  • Hydration. Drinking around two (2) to three (3) liters of water every day ensures that the body replenishes lost fluids due to profuse sweating. Cutting back on alcohol and caffeine can help keep someone well-hydrated, too, as these drinks tend to make the person urinate more, further depleting the body of fluids.
  • Protection from the sun. Wear protective coverings like hats or caps and sunglasses. Sunscreen or sunblock has to be applied to the skin about 30 minutes before going outdoors. It is also necessary to re-apply the product every two (2) hours, especially after swimming or sweating.
Broad-spectrum sunscreens protect the skin against UVA and UVB rays, which are responsible for skin aging and sunburn.
  • Proper hygiene. Many summer diseases are caused by viruses that can be eliminated through regular bathing and handwashing. Alcohol and hand sanitizers should be kept handy when traveling.
  • Eating habits. The hot summer months may give way to unhealthy cravings like sugary sodas, ready-to-eat processed snacks, or street foods. A healthy diet for summer includes fiber-rich foods like grains, fruits, and vegetables, as these keep hunger pangs in control and prevent someone from mindless eating.

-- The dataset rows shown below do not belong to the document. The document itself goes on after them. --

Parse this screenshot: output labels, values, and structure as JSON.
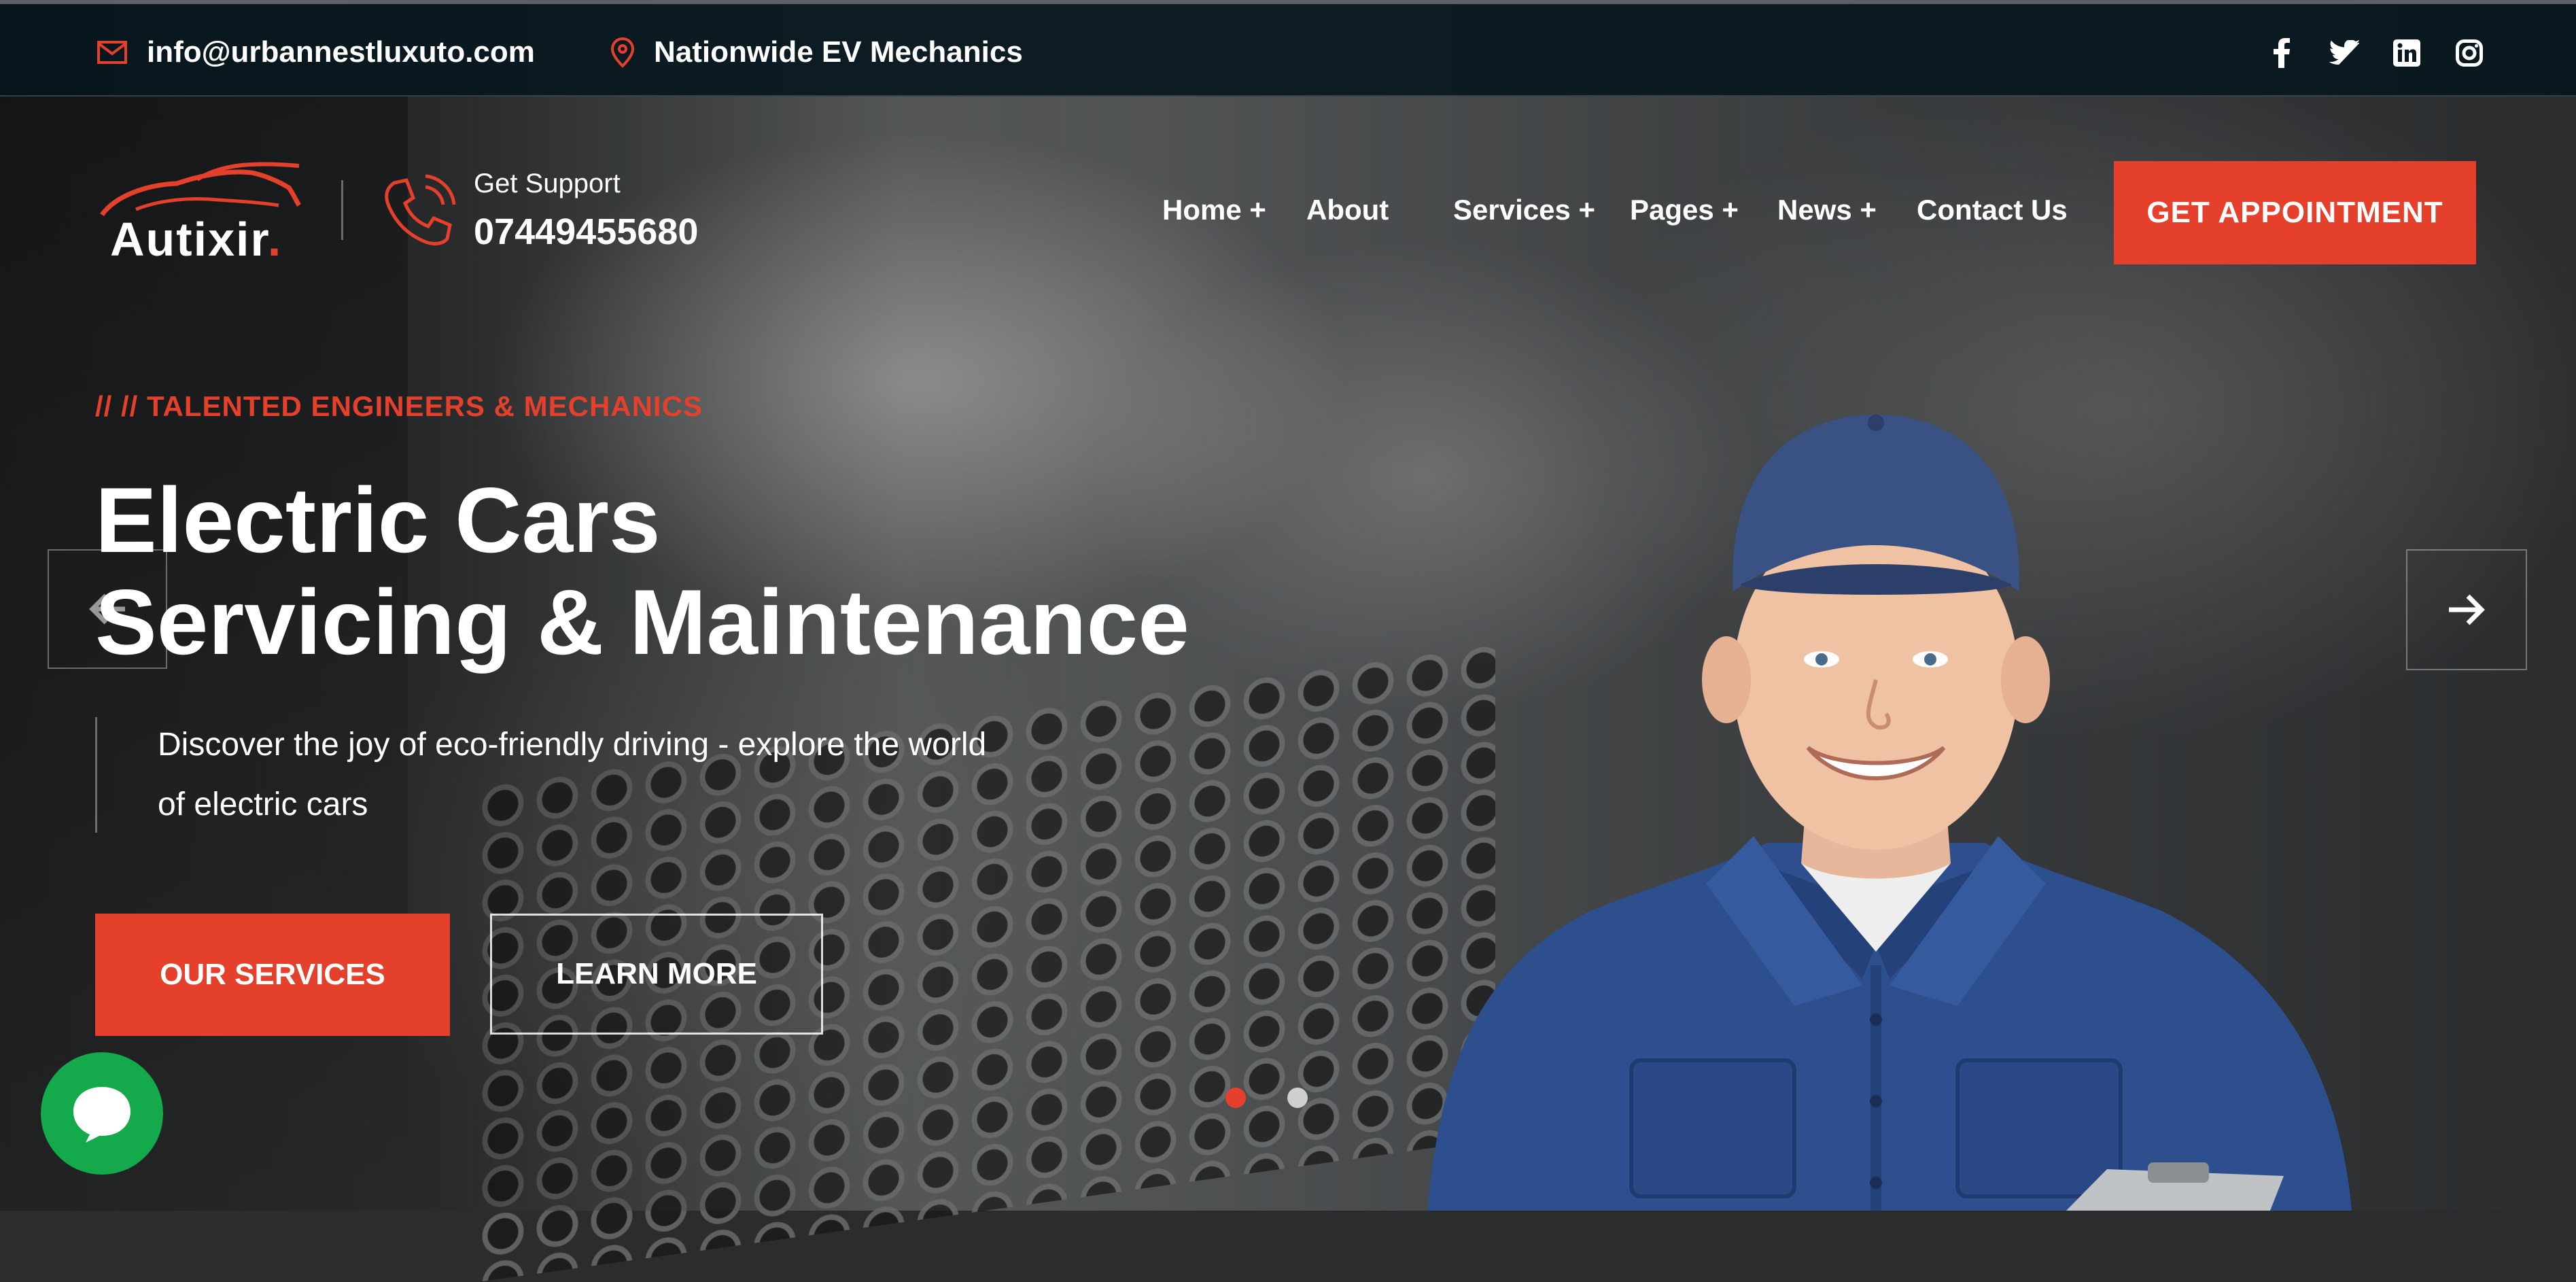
{
  "topbar": {
    "email": "info@urbannestluxuto.com",
    "location": "Nationwide EV Mechanics",
    "socials": [
      "facebook-icon",
      "twitter-icon",
      "linkedin-icon",
      "instagram-icon"
    ]
  },
  "header": {
    "logo_text": "Autixir",
    "logo_dot": ".",
    "support_label": "Get Support",
    "support_phone": "07449455680",
    "nav": [
      "Home +",
      "About",
      "Services +",
      "Pages +",
      "News +",
      "Contact Us"
    ],
    "cta": "GET APPOINTMENT"
  },
  "hero": {
    "kicker": "// // TALENTED ENGINEERS & MECHANICS",
    "title_line1": "Electric Cars",
    "title_line2": "Servicing & Maintenance",
    "description": "Discover the joy of eco-friendly driving - explore the world of electric cars",
    "primary_button": "OUR SERVICES",
    "secondary_button": "LEARN MORE",
    "slides_total": 2,
    "active_slide": 1
  },
  "colors": {
    "accent": "#e5402c",
    "topbar": "#08181e",
    "chat": "#14a94a",
    "uniform": "#2e4f8e"
  }
}
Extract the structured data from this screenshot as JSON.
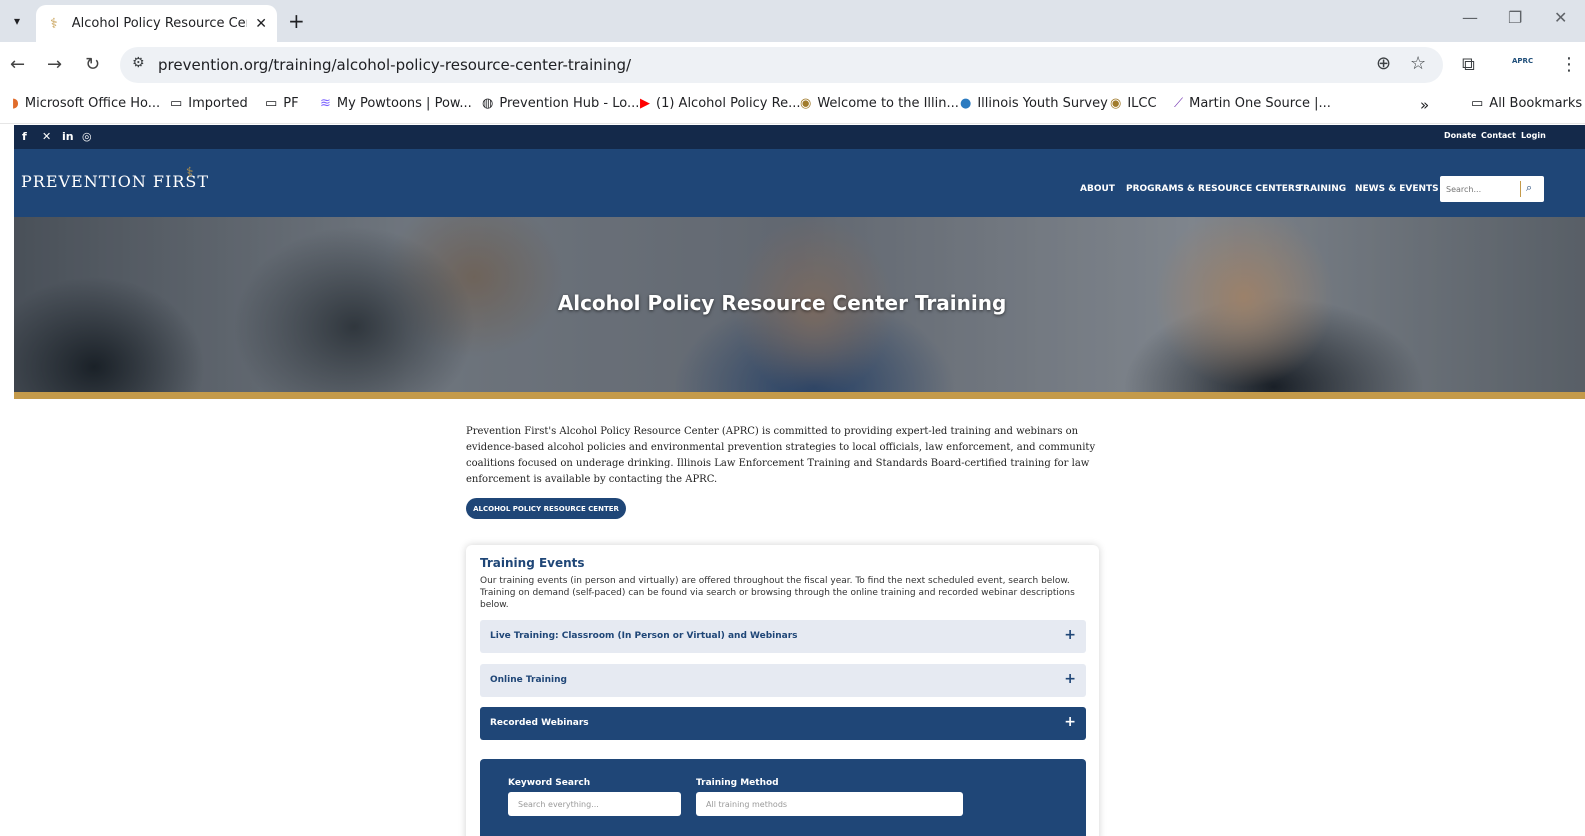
{
  "browser": {
    "tab_title": "Alcohol Policy Resource Center Training",
    "url": "prevention.org/training/alcohol-policy-resource-center-training/",
    "profile_label": "APRC",
    "bookmarks": [
      "Microsoft Office Ho...",
      "Imported",
      "PF",
      "My Powtoons | Pow...",
      "Prevention Hub - Lo...",
      "(1) Alcohol Policy Re...",
      "Welcome to the Illin...",
      "Illinois Youth Survey",
      "ILCC",
      "Martin One Source |...",
      "All Bookmarks"
    ],
    "overflow": "»"
  },
  "site": {
    "utility_links": [
      "Donate",
      "Contact",
      "Login"
    ],
    "logo": "PREVENTION FIRST",
    "nav": [
      "ABOUT",
      "PROGRAMS & RESOURCE CENTERS",
      "TRAINING",
      "NEWS & EVENTS"
    ],
    "search_placeholder": "Search..."
  },
  "hero": {
    "title": "Alcohol Policy Resource Center Training"
  },
  "intro": {
    "text": "Prevention First's Alcohol Policy Resource Center (APRC) is committed to providing expert-led training and webinars on evidence-based alcohol policies and environmental prevention strategies to local officials, law enforcement, and community coalitions focused on underage drinking. Illinois Law Enforcement Training and Standards Board-certified training for law enforcement is available by contacting the APRC.",
    "button": "ALCOHOL POLICY RESOURCE CENTER"
  },
  "training": {
    "title": "Training Events",
    "description": "Our training events (in person and virtually) are offered throughout the fiscal year. To find the next scheduled event, search below. Training on demand (self-paced) can be found via search or browsing through the online training and recorded webinar descriptions below.",
    "accordions": [
      {
        "label": "Live Training: Classroom (In Person or Virtual) and Webinars",
        "active": false
      },
      {
        "label": "Online Training",
        "active": false
      },
      {
        "label": "Recorded Webinars",
        "active": true
      }
    ],
    "filters": {
      "keyword_label": "Keyword Search",
      "keyword_placeholder": "Search everything...",
      "method_label": "Training Method",
      "method_placeholder": "All training methods"
    }
  },
  "colors": {
    "navy": "#1f4677",
    "dark_navy": "#14294a",
    "gold": "#c49a4a"
  }
}
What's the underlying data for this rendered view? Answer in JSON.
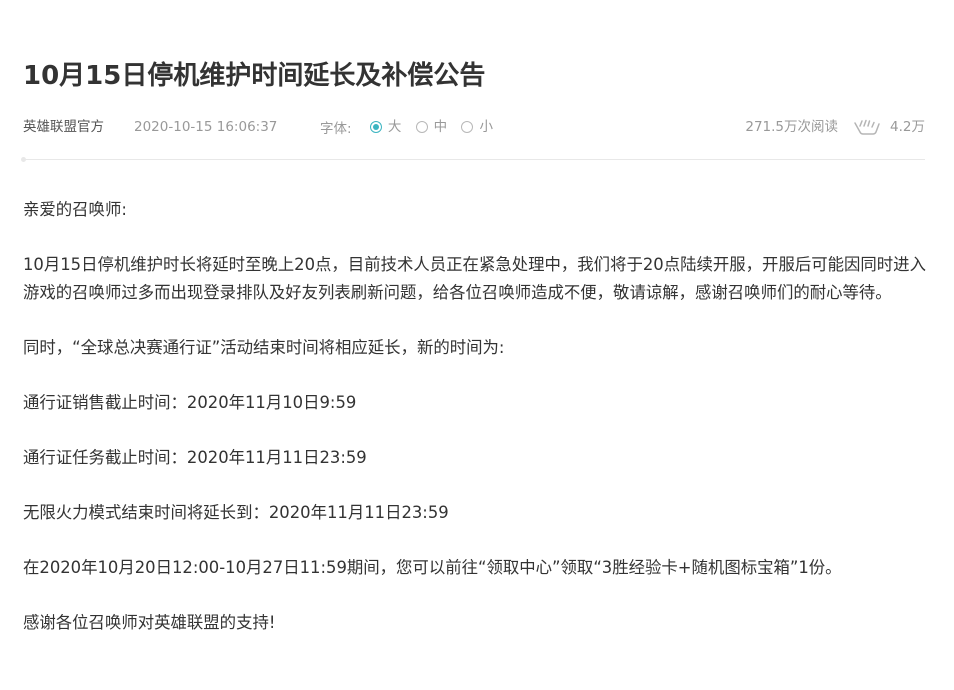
{
  "article": {
    "title": "10月15日停机维护时间延长及补偿公告",
    "author": "英雄联盟官方",
    "datetime": "2020-10-15 16:06:37",
    "font_label": "字体:",
    "font_options": [
      {
        "label": "大",
        "selected": true
      },
      {
        "label": "中",
        "selected": false
      },
      {
        "label": "小",
        "selected": false
      }
    ],
    "views": "271.5万次阅读",
    "likes": "4.2万",
    "paragraphs": [
      "亲爱的召唤师:",
      "10月15日停机维护时长将延时至晚上20点，目前技术人员正在紧急处理中，我们将于20点陆续开服，开服后可能因同时进入游戏的召唤师过多而出现登录排队及好友列表刷新问题，给各位召唤师造成不便，敬请谅解，感谢召唤师们的耐心等待。",
      "同时，“全球总决赛通行证”活动结束时间将相应延长，新的时间为:",
      "通行证销售截止时间：2020年11月10日9:59",
      "通行证任务截止时间：2020年11月11日23:59",
      "无限火力模式结束时间将延长到：2020年11月11日23:59",
      "在2020年10月20日12:00-10月27日11:59期间，您可以前往“领取中心”领取“3胜经验卡+随机图标宝箱”1份。",
      "感谢各位召唤师对英雄联盟的支持!"
    ]
  },
  "colors": {
    "accent": "#3bb4c1",
    "text": "#333333",
    "muted": "#999999"
  },
  "icons": {
    "like": "thumbs-up-icon"
  }
}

  • Lifestyle choices. Getting enough sleep and engaging in low-intensity exercises help boost the immune system. If possible, stay home and pursue worthwhile activities to calm the body and keep away from the sweltering heat outdoors.

Summer Is In

High summer temperatures can bring health woes, and nobody wants that. Staying cool by drinking plenty of water, eating healthy, and spending time indoors can help beat the summer heat and avoid getting sick.
Reach out to Makati Medical Center for the diagnosis, treatment, or management of common diseases during this season. Book an appointment with us.